Education has become the new market place for competition and experimentation in who or what will be able to fulfill the goals of these acts. The prize for the competitors is the prestige of being chosen, as well as financial gain and guaranteed employment.
Well, if it doesn't work there is always lifelong learning or re-training for the latest new skills needed in the market place.
The conversation about the future of education usually quickly turns to the realization that not all students will succeed in college. Not all students are academically minded. Most will graduate high school and go into trades or office work. The educators and legislators say on the other hand, "Oh, no, all students have the right to a college education. We must help them attain that. They must at least get two years of community college."
On top of that students have to be healthy, physically fit, mentally sound and willing to acknowledge their responsibility to their community, prepared to fulfill the employment needs of that community. All this of course, provided by the chosen special interest groups. You've heard the old phrase - our children are our future? Did you ever think it meant a planned future prepared by the school system - not you - and that your job is to be a partner with the school and enforce the school's plan inside the home?
California recently lost its bid for Race To The Top federal education legislation, but is trying again. The money to be realized would provide the fuel to set the whole humanistic education program well on its way. Also the Education Master Plan is due for re-authorizing later this year.
The irony here is that California considers itself to have been the leader in creating these new goals for education.
Visit the online California Postsecondary Education site and click on a section entitled Accountability; March 22, 2010. Look for their Legislative Update with contains information on 50 education bills that they are tracking.
Also look for their report called STEP - School to Employment Pathways System.
All these education bills are filled with mandates to firmly establish partnerships with Workforce Development legislation mandates, health clinic services and corresponding nutrition and gardening programs, humanistic character education programs, after school programs, targeted work preparation programs led by unions offering job shadowing in union shops and community organizations, beginning in junior high school. Eighth graders are being urged to determine their career paths and being assisted in that by promotional programs from community groups.
Academics such as history and English composition and languages is being re-focused to be merely support for the chosen career path. One must know how to read the manual or research the computer for one's chosen field of endeavor or prepare reports to one's supervisor. One must also understand that though their future employment might well be within "their community," that community may be global.
Also, the classroom and its instructor will change. It's called distance learning or individualized learning and it means learning via computer. Your student may be sitting in a room full of students but each may be getting a different version of an education through the computer from a classroom half way across the country.

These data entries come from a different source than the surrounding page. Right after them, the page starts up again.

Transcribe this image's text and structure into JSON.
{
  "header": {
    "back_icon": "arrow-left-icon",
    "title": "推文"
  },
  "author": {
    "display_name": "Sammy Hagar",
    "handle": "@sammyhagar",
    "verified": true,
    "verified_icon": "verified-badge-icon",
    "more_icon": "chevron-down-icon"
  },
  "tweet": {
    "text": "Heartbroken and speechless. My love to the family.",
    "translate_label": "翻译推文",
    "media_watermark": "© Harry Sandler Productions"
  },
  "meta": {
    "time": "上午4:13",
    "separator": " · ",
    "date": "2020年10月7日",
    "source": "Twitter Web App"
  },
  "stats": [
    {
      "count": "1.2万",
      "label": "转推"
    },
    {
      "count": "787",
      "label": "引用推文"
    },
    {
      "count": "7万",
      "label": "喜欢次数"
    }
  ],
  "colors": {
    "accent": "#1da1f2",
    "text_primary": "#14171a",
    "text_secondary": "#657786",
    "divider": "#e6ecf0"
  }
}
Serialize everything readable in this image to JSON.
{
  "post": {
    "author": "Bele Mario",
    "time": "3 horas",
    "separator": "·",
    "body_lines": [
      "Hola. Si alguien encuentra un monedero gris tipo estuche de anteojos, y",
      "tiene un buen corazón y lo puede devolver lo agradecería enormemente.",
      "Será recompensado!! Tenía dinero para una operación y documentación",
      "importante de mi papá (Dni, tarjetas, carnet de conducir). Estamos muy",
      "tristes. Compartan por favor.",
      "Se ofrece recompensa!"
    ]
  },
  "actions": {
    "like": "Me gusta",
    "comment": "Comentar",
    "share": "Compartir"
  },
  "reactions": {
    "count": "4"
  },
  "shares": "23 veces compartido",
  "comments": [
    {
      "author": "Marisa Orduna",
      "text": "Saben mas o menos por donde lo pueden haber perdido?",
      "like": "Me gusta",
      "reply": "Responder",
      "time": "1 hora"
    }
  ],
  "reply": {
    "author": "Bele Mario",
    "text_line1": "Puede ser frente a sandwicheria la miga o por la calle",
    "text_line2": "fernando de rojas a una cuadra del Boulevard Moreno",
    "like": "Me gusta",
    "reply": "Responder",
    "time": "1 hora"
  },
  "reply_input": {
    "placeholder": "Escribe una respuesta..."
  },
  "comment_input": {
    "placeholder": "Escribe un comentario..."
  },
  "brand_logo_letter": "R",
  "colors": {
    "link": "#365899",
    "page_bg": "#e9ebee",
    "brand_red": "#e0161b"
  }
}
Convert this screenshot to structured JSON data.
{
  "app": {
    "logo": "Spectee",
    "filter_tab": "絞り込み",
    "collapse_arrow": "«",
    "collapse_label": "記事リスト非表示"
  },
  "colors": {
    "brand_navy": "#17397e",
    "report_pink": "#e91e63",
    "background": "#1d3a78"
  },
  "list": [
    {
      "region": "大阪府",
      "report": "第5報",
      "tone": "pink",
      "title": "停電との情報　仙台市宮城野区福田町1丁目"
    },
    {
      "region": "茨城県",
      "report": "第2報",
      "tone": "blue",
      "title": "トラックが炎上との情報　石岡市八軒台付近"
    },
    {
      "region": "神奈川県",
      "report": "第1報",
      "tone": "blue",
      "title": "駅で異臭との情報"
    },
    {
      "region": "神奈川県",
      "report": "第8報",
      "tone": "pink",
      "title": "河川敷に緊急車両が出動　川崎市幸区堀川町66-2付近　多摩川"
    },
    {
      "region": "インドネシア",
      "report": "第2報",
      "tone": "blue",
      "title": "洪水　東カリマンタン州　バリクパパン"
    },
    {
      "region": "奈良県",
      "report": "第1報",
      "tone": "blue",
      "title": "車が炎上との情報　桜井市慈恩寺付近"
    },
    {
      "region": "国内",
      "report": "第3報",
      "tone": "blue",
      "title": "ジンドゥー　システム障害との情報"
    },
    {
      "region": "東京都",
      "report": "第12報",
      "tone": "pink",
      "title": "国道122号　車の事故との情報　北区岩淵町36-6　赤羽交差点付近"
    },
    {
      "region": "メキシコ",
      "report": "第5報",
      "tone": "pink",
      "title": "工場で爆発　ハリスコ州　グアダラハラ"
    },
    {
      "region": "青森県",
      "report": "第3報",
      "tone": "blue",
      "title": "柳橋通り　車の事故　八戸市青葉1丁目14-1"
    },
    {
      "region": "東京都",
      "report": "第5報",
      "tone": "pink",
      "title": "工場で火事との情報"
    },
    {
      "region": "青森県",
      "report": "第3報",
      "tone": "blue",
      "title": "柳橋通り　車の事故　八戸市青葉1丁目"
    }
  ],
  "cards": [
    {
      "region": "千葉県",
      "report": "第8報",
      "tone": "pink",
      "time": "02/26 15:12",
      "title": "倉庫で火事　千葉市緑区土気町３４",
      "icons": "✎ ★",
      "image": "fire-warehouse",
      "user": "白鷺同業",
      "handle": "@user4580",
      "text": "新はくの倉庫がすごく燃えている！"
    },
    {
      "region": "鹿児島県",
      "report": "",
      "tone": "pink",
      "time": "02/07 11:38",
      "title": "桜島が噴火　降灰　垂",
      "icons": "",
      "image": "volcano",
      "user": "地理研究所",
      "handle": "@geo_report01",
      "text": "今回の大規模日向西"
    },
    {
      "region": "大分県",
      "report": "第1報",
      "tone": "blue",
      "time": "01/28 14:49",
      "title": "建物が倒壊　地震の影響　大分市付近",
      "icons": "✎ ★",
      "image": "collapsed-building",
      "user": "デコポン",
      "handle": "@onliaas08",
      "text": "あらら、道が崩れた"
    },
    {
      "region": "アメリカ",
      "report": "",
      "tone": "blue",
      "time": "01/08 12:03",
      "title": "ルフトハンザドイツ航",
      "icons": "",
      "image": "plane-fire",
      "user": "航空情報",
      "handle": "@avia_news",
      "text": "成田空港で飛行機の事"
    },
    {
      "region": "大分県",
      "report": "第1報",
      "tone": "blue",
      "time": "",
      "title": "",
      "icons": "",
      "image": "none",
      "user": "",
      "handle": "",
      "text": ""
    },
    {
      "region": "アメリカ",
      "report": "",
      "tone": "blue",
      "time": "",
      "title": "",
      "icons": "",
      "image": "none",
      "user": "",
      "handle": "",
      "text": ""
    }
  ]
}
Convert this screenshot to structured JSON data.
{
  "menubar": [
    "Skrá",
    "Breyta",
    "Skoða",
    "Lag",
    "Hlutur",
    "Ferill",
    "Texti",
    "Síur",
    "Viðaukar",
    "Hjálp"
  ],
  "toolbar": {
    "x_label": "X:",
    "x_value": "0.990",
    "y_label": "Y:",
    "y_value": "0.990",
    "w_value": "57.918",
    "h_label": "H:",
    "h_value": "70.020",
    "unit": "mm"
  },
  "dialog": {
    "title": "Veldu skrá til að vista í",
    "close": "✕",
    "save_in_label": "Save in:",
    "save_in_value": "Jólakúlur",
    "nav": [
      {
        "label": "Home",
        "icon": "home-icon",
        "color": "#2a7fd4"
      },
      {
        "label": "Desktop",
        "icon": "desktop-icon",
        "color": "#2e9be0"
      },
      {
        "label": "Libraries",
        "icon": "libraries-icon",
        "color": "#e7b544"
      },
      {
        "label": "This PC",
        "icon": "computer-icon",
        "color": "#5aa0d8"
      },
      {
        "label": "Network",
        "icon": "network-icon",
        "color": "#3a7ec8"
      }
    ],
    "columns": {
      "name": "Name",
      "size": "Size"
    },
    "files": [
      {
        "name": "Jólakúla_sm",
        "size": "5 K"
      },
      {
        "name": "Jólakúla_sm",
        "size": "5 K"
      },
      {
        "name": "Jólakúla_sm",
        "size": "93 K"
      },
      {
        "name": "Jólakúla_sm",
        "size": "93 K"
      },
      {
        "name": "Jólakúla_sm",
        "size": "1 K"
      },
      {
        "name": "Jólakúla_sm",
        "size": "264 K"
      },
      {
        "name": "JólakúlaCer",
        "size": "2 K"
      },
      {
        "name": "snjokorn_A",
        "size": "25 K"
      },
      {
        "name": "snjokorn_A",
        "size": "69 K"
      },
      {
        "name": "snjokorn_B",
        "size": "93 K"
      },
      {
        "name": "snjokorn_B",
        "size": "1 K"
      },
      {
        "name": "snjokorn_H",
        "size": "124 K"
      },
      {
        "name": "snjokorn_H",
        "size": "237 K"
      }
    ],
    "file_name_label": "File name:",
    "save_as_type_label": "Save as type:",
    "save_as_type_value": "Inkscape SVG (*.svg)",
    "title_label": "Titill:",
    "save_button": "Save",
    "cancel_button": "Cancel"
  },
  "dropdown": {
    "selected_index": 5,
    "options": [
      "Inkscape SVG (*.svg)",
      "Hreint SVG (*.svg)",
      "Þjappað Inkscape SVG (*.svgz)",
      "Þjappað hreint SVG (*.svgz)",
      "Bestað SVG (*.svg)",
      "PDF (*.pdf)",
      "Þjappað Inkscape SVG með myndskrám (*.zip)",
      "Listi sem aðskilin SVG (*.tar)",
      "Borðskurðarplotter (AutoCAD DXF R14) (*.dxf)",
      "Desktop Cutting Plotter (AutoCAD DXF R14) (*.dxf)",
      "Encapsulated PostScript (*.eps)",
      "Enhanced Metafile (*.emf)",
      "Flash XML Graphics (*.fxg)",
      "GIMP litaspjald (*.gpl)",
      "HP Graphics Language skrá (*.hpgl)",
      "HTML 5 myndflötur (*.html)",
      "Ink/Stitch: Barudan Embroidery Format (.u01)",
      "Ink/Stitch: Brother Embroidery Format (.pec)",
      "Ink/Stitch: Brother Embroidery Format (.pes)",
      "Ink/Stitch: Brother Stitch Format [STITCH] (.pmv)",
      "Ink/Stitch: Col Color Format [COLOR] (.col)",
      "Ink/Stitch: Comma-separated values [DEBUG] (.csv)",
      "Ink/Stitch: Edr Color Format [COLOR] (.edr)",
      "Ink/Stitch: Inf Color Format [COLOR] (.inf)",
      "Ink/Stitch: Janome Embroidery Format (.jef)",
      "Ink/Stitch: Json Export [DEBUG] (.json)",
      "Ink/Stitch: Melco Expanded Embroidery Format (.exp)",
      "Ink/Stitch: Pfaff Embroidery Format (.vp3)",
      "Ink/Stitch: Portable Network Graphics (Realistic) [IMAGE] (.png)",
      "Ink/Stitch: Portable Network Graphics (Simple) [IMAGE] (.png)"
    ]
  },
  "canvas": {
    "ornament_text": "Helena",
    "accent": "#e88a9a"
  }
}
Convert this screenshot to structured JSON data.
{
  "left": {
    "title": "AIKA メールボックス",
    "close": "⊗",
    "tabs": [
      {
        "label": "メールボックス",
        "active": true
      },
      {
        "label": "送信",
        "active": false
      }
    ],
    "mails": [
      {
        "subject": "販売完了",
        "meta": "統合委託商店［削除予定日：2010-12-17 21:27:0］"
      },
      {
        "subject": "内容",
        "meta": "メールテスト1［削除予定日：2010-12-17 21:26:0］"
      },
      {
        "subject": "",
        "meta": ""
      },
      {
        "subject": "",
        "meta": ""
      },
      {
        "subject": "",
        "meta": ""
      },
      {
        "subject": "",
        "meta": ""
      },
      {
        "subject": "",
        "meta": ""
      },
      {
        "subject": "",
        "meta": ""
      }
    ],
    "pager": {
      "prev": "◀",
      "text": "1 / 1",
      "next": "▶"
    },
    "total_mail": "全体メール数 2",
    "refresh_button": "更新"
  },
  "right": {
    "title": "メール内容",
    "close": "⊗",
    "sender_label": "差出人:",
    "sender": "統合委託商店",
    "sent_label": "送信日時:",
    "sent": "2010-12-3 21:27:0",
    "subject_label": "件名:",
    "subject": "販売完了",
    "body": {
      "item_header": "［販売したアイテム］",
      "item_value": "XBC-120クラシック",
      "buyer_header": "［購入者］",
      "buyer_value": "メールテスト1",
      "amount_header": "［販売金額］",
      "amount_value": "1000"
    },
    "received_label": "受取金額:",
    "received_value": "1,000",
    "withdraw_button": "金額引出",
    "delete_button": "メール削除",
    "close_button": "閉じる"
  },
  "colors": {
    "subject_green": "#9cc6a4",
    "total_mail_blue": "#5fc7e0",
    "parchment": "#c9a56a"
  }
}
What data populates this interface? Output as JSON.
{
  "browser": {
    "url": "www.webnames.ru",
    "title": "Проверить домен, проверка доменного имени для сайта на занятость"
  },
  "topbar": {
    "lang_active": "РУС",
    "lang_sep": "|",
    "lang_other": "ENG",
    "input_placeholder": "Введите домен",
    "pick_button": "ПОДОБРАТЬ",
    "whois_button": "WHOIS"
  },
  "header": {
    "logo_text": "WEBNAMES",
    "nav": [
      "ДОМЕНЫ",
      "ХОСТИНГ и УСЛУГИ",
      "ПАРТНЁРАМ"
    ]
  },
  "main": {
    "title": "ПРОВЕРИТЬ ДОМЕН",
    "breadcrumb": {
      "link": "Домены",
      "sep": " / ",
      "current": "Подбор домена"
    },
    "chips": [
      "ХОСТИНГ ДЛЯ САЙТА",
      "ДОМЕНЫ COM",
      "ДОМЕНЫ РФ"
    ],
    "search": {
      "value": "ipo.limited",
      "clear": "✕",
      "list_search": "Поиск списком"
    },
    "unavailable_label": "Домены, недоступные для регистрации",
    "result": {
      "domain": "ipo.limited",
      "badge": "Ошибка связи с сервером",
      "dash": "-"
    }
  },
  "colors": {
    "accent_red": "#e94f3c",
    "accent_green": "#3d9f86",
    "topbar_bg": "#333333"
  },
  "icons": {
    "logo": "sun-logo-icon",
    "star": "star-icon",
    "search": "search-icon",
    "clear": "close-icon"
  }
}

Most of the current crop of bills are sitting in suspense files in the Senate and Assembly Appropriations Committees awaiting the fate of the next budget fights. These bills come with high demands for new taxes in the form of bonds for which there need be only a majority vote in either the legislature or the ballot box.
Beware of politicians calling for education reform and more jobs, because they may very well be planning something far different than what you might be imagining.
©2010 Camille Giglio. All rights reserved.